Last year, the world’s top 10 banks included three each from the United States and Japan, two from Britain and one each from France and Spain. Japan, which was laid bare by World War II, was able to find a place beside the imperial powers of the past and the present by virtue of its enormous post-war growth. Now China and India are on the fast track. Banks play a big role in facilitating economic growth. While China is leaping ahead in banking through planned measures, India still lags behind. When the Communist Party of China took control of the mainland, the Bank of China was constructing a new office building in Hong Kong. The Communist rulers altered the building plan to make the structure taller than that of the Hongkong and Shanghai Banking Corporation. It was widely seen as a proclamation of supremacy.

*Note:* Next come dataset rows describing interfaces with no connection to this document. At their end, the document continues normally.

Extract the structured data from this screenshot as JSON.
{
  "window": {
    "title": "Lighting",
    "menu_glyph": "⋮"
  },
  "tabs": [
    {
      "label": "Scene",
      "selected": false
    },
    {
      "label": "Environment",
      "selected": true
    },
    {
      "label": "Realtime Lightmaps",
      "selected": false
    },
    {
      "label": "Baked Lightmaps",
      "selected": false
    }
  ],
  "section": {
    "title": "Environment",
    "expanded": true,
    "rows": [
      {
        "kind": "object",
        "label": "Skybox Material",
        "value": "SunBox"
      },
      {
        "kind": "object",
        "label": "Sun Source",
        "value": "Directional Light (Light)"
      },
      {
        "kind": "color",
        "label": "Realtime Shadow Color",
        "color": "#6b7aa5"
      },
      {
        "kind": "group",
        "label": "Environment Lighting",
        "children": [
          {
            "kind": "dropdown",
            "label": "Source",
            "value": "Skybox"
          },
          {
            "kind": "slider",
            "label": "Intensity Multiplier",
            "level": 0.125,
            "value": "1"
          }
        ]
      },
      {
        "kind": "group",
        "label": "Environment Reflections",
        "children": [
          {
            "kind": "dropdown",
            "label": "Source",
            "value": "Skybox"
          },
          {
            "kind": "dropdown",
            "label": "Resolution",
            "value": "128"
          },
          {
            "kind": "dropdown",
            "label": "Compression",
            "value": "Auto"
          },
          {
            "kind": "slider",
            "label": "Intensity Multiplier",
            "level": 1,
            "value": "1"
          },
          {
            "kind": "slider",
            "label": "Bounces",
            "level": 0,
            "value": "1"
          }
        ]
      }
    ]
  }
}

The list of the world’s top 1,000 banks, prepared by The Banker, a publication of Financial Times, London, this year, contains 31 from China and 27 from India. While in numbers India is not far behind China, the situation is not such as can make the country proud. Although India accounts for 18% of the world’s population and two percent of the world’s Gross Domestic Product, it has only two banks in the list of Asia’s top 25 banks. As The Banker points out, they are small in comparison with the big Asian banks. The only Indian bank in that list, besides SBI, is the ICICI Bank. This private bank, established in 1994, is less than half the size of SBI, but it has already left behind the 14 banks which were nationalized nearly 40 years ago. Public sector bank employees must find out how and why this happened. They must also look outside India. They will then see mega banks coming up there.

Four years ago, Mizuho Financial Group was Japan’s largest banking institution. When Mitsubishi Tokyo Financial Group, which was in the second place, and UFJ Holdings, which was in the fourth place, came together in 2004 to form Mitsubishi UFJ Financial, it became the bank with the most assets not only in Japan but anywhere in the world. It could not retain that position for long as bigger giants arrived. Now it is in the third or fourth place.

Seven years ago, Bank of China was the only Chinese bank in Asia’s Top 10. The other nine were all Japanese banks. This year there are two Chinese banks in the world’s – not Asia’s -- top 10. The Industrial and Commercial Bank of China (ICBC) is in the seventh place and Bank of China in the ninth. Two other Chinese banks are close behind the top ten: the China Construction Bank (CBC) and the Agricultural Bank of China (ABC). SBI is in the 72nd place.

Here is the information that The Banker provides about Tier 1 capital of top Chinese and Indian banks:

ICBC $59.2 billion
Bank of China $52.5 billion
CCB $42.3 billion
ABC (yet to have balance sheet makeover and IPO)

SBI $9.98 billion
ICICI $4.29 billion

Compared to China’s big banks, SBI and ICICI are midgets. No other Indian bank merits consideration even as a midget. China’s Big Four began growing through fresh capital infusion after the rulers decided that they should become major global players. In the process, they are getting privatized. Foreigners, too, can acquire shares in them. On August 29, two banking experts briefed the members of the Communist Party Politburo on the significance of banking reform. President Hu Jintao said later that there would be more steps to modernize the banking sector.

The decision to merge the associate banks in SBI is part of the effort to raise its ability to compete in the global arena. To attain this goal, other steps like infusion of more capital and enhancement of efficiency are also necessary. Besides SBI, some other nationalized banks, too, needs to be strengthened through measures like merger and expansion of capital base. While this is done, it is quite possible that some of the consequences that the employees fear may ensue. They have the right to use their organizational strength to ward them off. But they must not stand in the way of the changes that national interests demand. Those who cry hoarse about the danger of imperialism subjugating the country must remember that when they oppose the growth of banking institutions they are serving foreign, imperial interests, not people’s interests.
Based on piece published in “Nerkkazhcha” column of Kerala Kaumudi dated October 5, 2007